(Data excerpts)

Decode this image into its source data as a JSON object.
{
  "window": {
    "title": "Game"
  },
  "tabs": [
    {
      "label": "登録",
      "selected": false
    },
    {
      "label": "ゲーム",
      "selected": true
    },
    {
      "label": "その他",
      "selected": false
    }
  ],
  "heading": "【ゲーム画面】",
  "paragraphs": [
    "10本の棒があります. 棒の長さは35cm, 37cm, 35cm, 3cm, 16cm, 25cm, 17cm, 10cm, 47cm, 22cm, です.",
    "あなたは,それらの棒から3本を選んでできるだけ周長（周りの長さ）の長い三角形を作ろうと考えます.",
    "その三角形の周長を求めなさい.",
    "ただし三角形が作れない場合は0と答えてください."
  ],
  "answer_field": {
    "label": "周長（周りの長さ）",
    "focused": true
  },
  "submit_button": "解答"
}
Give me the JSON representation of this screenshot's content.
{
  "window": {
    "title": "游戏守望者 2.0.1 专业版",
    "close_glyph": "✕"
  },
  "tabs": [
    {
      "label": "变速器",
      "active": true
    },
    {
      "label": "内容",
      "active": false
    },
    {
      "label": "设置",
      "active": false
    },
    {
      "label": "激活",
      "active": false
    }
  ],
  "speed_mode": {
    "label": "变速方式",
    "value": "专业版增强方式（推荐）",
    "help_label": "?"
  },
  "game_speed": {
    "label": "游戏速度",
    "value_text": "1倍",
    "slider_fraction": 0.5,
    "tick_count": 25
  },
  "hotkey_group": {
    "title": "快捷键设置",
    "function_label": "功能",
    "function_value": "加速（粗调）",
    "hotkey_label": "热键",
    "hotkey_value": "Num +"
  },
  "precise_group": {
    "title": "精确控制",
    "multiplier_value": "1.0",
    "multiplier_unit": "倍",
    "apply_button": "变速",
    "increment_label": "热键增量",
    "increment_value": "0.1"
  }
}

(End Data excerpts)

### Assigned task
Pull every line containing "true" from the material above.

### Solution to this problem
      "selected": true
    "focused": true
      "active": true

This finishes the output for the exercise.